|International Classification||A61M25/01, A61B8/12, A61B1/005|
|Cooperative Classification||A61B8/445, A61B8/12, A61M25/0136, A61B1/0052, A61B8/4461|
|European Classification||A61B8/12, A61B8/44N6, A61B1/005B4, A61M25/01C10A|
|Aug 26, 1993||AS||Assignment|
Owner name: INTERSPEC, INC., PENNSYLVANIA
Free format text: ASSIGNMENT OF ASSIGNORS INTEREST;ASSIGNORS:LARSON, PAUL;WAGNER, RICKEY;REEL/FRAME:006679/0286
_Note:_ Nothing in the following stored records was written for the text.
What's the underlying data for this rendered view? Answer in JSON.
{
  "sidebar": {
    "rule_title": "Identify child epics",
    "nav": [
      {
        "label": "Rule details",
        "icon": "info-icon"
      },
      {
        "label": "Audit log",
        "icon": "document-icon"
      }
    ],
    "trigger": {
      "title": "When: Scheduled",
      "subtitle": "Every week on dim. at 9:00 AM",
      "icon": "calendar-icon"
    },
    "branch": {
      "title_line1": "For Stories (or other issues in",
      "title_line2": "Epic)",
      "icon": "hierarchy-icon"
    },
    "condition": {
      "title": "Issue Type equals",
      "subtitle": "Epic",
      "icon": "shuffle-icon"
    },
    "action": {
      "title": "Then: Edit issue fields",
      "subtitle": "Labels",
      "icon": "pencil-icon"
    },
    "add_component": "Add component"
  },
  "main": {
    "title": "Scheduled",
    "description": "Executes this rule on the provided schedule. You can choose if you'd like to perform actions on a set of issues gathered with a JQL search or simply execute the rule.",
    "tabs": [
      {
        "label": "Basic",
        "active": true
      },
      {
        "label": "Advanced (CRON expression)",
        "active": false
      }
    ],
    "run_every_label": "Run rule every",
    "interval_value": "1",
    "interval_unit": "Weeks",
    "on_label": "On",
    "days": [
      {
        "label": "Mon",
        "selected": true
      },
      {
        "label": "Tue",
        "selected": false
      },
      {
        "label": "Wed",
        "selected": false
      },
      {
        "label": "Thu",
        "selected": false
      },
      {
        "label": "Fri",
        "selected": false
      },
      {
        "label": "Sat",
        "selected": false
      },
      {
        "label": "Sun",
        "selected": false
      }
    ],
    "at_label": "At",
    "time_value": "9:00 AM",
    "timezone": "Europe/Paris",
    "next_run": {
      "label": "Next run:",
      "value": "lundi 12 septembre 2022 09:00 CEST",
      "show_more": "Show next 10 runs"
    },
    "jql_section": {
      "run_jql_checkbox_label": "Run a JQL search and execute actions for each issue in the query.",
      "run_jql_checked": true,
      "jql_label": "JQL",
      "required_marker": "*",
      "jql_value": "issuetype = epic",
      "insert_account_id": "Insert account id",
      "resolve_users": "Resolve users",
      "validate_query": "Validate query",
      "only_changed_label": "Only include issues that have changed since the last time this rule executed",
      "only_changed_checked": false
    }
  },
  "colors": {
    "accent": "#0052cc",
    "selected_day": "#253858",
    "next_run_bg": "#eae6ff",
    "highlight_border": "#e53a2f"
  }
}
Effective date: 19930820
|Feb 16, 1999||FPAY||Fee payment|
Year of fee payment: 4
|Mar 19, 2003||REMI||Maintenance fee reminder mailed|
|Aug 29, 2003||LAPS||Lapse for failure to pay maintenance fees|
|Oct 28, 2003||FP||Expired due to failure to pay maintenance fee|
Effective date: 20030829